[This is a blog post about MyPrivatePla.net written by the original owner of this domain, Shannon Larratt, taken from his blog ZENTASTIC.]
A few years ago a friend and I started work on a new community site, something that could grow an IAM type site to much larger Facebook-scale levels (generating and running not just the social network but also many media projects from within its communities), while addressing many of the shortcomings that we saw in community software. It was what we’d hoped to host on myprivatepla.net (dead site; don’t bother going there) — although of course with Jason’s passing this project was shelved.
The two major shortcomings that we saw in existing engines, coming from our experiences running community sites (me with BME’s IAM, and Jason with his own IAM2 software) were scalability and trust. For the latter, we asked ourselves how a userbase could trust a website if they didn’t trust the people running it — for example, the cases where Facebook admins have poked around inside the private messages of celebrities or otherwise abused the privacy of the site’s members, to say nothing of government warrants violating privacy. Jason and I solved this by encrypting absolutely everything possible — but doing it client-side. That is, all of the encryption takes place in the browser, so by the time it makes it to the server it’s completely encrypted. If you’re sending a message from one person to another, only the people involved are able to see it in its true form.
Given how easy it was to achieve the encryption aspects, I’m frankly a little surprised that nobody has implemented something like this — even if no mainstream company wanted to support it, I don’t think it would be difficult to write a browser plugin that added this functionality to Facebook or any other social sites.
Scalability was the other concern. The original IAM software, using ten year old hardware, was seriously optimized and could handle about 20,000 users on a single server (plus a fileserver) — and I’d wager with today’s technology could easily handle well over 100,000 users per server due to its optimization bias. However, it didn’t scale cleanly past that, although there were drawing-board multi-server implementations capable of handling far more users… Nonetheless, it was far from cheap to host, and would have only become more expensive. Facebook is said to have approaching a quarter million servers (or four or five thousand users per server, not surprising given the inefficiency of code necessitated by their AJAX-heavy philosophy and extreme “live” design), and given by the desperate attempts they’ve made recently to monetize, it’s clear that it’s a challenge paying for it all — and even if you do figure out how to monetize a site that large, it’s often difficult to stay above water for the first few years before you hit critical mass. Since we were eyeballing a mainstream site, we brainstormed solutions to avoid all of this, perhaps to bypass most hosting costs altogether by changing the rules.
Since we’d built a design philosophy in which the servers didn’t have to be trusted — public key cryptography both kept content private and perhaps more importantly protected it from tampering, the idea evolved to completely get rid of all or the majority of the servers by offloading the servers to the client side as well… Since these days people’s home computers are often always online, they would act as the hosts, both hosting for the data (public and private), the bandwidth (again, both between users and to the public), and “brains” of the site.

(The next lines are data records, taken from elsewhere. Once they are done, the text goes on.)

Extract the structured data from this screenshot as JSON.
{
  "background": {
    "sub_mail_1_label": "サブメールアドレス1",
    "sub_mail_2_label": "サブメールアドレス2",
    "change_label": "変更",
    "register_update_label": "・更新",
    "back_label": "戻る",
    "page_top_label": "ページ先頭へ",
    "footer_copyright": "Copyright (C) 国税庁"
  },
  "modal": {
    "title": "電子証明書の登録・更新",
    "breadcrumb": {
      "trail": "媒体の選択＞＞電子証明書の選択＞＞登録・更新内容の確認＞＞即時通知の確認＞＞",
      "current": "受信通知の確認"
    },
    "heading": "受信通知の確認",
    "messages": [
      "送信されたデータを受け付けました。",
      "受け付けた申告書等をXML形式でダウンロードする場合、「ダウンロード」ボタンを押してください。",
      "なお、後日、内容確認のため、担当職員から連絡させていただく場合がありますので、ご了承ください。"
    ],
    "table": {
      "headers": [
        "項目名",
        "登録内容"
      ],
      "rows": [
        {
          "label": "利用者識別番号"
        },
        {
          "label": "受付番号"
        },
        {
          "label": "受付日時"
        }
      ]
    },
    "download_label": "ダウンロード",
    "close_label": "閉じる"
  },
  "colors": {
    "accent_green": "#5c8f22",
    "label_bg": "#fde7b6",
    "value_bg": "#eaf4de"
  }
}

I’m sure there would be a way to achieve this via a massive browser plugin, but the thought was to do it via a standalone app that people could run.
The home server end of things drew from a lot of the technologies developed for the darknet, projects like Freenet and Tor. For example, when relevant Onionskin routing with encrypted data was used so that when data needed to moved around, it wasn’t clear what was being moved, to whom it was being moved, or what it even was. To deal with the reality that home computers, even if theoretically always on, rarely are, the home servers acted in clusters — private content (as well as acting as the server for mobile devices) was echoed across the computers of your friends. Public content replicated as it was viewed, both so that the more people wanted to see something, the faster it would get (like a torrent), but also so that content was extremely secure against censorship.
There was also a mountain of work done to define how the system worked from an interface point of view, how personal sites and business sites could be managed, how people could group together to publish content like magazines and blogs, and so on, and some of that’s quite clever (all the things that I wanted the next IAM to become — and looking back now, there were a lots of things IAM — founded well over a decade ago — did that were many years ahead of their time), but I think the encryption and distributed nature are more important and what I wanted to mentioned here before I forget.
The thought behind all of this was to create a trusted social web where every user that’s added, adds power to the system (rather than draining it, as you’d get in a central-server architecture). None of the ideas or technologies are fundamentally new, but I don’t think I’ve ever seen them synthesized quite in this way. My own project is completely dead in the water for a wide range of reasons, but I sure would to see someone implement it… Whoever does may well find themselves being a big part of creating a better world.
Photo: Shannon Larratt